--- Exercise ---
Report every line below that holds the word "title".

Data records for software interfaces:
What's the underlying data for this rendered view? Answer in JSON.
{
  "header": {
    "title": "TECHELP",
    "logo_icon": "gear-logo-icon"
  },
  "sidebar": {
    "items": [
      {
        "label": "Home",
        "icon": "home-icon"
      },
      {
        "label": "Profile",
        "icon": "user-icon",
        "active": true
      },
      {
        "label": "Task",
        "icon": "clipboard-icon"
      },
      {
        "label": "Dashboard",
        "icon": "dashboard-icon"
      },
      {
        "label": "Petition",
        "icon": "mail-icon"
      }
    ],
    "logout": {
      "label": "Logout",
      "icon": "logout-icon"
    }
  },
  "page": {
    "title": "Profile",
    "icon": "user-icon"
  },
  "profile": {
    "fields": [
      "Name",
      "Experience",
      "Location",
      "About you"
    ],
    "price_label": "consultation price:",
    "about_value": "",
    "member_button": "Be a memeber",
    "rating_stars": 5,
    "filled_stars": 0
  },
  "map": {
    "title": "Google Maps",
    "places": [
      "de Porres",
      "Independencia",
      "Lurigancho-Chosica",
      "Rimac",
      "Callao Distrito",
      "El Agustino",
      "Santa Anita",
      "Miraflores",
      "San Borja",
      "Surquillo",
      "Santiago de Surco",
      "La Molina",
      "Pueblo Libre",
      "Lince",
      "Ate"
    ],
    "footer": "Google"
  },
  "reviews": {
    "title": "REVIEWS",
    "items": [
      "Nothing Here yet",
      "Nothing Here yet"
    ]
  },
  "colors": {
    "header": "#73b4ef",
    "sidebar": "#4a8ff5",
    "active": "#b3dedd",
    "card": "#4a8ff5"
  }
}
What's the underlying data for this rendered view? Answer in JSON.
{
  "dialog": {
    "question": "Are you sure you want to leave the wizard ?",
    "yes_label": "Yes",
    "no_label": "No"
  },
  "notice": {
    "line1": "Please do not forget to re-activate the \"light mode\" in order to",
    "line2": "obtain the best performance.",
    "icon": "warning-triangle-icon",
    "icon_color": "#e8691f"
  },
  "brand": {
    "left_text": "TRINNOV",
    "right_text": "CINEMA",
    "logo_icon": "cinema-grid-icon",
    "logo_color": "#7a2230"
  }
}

--- Exercise answer ---
    "title": "TECHELP",
    "title": "Profile",
    "title": "Google Maps",
    "title": "REVIEWS",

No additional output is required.